UK and Ireland Zone President Tanuja Randery said: “With the news that the UK will exit the European Single Market, the government needs to make it clear how we will maintain some control over the rules that regulate our ability to freely compete.
“The UK has always been a leader in energy and climate change. But if we are to maintain this in the evolving energy market, we must consider the risks that Brexit poses. The vote to leave the EU has already created uncertainty around energy interconnectors, and the way we take advantage of these, both in terms of existing and planned projects. It’s essential that energy remains high on the Brexit agenda as access to the single market is negotiated.”
Green groups were also concerned at our impeding exit from the Single Market.
Trevor Hutchings, Director of Advocacy at WWF-UK commented: “Getting the best deal for the environment was not among the 12 key objectives for the negotiations set out by Theresa May but the Government has pledged to leave the UK environment in a better state than it found it. So, from the air we breathe to the soil we use and the water we drink, renegotiating our relationship with the rest of the EU presents a real opportunity, only if the Government makes enhancing environmental protections at home and abroad a priority.”
And Greenpeace UK’s Rosie Rogers said: “Whatever position people take on Brexit, it’s a fact that leaving the single market would undermine vital environmental and consumer protections we now take for granted. Many of the laws that keep our bathing water clean and control dangerous air pollution and toxic chemicals come from the EU.
“Without EU laws and courts to underpin and enforce them, they could be left at the mercy of ministers who may ignore them and scrap them with a stroke of the pen. Theresa May should give a firm guarantee that the world-class environmental laws built up over decades will not be swept away by a hard Brexit.”
Co-operation with EU
And the boss of the Renewable Energy Association Dr. Nina Skorupska called for immediate clarity on the Brexit plans and its effect on renewable investment.
She said: “In the short to medium term, how we leave the EU is fundamental to this sector. If we do this badly we will see rising bills for consumers, a deserted industry and threat to keeping the lights on.
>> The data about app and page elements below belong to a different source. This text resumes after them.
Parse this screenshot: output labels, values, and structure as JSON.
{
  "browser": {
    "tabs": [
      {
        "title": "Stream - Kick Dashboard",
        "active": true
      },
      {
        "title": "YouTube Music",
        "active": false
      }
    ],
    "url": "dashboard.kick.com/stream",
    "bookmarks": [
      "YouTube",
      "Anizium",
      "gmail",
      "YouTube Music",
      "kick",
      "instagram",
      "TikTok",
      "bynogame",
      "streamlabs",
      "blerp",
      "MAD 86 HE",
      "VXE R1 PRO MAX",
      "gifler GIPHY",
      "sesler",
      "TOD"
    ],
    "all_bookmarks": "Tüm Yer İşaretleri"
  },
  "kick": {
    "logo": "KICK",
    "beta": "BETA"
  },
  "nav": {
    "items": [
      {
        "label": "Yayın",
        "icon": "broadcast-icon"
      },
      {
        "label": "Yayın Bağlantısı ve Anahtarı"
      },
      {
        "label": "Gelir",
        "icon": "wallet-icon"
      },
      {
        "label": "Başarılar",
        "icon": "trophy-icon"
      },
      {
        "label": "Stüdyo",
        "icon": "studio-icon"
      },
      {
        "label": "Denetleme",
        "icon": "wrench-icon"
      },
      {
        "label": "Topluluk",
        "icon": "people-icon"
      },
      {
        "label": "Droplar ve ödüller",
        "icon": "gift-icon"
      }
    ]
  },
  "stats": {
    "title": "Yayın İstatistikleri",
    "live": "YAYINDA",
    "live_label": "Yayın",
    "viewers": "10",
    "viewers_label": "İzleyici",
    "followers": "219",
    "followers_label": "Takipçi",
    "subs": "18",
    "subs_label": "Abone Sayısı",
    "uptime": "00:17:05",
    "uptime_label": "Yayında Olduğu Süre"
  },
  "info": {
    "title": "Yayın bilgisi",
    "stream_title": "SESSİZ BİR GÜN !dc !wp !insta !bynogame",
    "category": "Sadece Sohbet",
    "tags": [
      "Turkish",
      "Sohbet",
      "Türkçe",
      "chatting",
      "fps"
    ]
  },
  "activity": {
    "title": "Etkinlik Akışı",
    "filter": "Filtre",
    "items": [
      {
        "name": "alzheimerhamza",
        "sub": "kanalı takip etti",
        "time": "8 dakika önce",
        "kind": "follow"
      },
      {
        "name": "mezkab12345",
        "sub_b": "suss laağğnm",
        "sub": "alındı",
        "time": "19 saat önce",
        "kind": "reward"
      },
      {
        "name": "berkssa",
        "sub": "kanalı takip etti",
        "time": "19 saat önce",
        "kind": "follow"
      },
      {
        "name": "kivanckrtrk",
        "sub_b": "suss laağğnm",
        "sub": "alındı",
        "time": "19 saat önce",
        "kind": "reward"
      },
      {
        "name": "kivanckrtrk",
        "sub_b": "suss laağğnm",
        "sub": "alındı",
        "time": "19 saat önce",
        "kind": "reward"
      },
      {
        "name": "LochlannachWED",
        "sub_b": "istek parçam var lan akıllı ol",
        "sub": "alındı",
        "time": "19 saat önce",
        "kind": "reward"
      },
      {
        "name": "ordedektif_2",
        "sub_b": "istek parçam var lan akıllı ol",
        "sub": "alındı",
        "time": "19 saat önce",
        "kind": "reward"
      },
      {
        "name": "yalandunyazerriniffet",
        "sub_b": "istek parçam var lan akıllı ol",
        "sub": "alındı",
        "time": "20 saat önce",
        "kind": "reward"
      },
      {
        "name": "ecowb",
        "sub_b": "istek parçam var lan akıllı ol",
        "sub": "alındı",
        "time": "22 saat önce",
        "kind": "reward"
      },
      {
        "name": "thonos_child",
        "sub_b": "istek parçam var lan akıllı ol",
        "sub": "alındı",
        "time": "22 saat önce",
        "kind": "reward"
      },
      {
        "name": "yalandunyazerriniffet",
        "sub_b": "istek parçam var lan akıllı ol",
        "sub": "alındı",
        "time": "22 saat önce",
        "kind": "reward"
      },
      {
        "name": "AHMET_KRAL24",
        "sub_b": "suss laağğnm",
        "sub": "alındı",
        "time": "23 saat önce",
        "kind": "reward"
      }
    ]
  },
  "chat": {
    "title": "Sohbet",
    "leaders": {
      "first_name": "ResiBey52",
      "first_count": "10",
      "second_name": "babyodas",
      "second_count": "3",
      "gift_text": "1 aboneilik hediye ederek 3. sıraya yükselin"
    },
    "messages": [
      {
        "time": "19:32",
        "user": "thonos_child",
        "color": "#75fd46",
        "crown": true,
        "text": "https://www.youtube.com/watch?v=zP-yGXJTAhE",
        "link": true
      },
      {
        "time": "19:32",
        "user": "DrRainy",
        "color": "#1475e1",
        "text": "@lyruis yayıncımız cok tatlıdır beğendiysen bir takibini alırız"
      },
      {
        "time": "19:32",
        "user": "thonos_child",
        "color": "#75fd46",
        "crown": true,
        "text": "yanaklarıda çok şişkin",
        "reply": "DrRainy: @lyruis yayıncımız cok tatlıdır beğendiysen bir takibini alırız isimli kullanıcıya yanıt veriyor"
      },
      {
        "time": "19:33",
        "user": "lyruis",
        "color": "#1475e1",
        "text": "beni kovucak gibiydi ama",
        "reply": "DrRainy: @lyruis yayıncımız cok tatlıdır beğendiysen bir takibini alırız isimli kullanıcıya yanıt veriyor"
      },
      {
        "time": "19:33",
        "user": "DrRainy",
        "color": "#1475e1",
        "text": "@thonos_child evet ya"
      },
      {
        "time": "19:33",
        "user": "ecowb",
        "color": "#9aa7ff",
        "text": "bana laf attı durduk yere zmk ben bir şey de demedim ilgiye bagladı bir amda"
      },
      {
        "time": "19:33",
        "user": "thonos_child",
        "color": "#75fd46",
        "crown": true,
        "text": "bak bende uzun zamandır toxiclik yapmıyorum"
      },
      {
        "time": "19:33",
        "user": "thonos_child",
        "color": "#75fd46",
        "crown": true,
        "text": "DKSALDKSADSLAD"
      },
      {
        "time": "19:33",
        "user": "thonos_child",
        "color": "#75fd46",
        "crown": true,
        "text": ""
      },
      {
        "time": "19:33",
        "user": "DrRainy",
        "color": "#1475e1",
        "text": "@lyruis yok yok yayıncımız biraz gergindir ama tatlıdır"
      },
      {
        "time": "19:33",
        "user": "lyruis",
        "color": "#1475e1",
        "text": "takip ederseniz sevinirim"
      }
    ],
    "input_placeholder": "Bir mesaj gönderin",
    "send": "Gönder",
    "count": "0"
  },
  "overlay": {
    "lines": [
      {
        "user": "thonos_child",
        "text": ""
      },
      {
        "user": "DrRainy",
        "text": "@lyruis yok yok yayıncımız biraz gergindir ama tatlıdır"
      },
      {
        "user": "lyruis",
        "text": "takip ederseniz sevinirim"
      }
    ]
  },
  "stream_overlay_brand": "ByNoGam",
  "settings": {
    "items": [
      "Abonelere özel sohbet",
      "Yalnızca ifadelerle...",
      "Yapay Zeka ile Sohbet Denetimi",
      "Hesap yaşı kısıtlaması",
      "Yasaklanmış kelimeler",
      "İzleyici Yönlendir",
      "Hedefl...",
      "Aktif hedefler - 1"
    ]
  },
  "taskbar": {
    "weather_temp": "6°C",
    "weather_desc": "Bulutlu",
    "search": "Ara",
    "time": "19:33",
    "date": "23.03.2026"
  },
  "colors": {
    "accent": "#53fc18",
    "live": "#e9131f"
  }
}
“Every company in every sector wants a smooth, orderly and clear transition, yet the repercussions in this area are so wide ranging it has to be a top priority for the Prime Minister and her Government. Post Brexit there are still many areas we can, and should, work with the EU, with the Internal Energy Market and Climate Agreements being the two most important for our members.”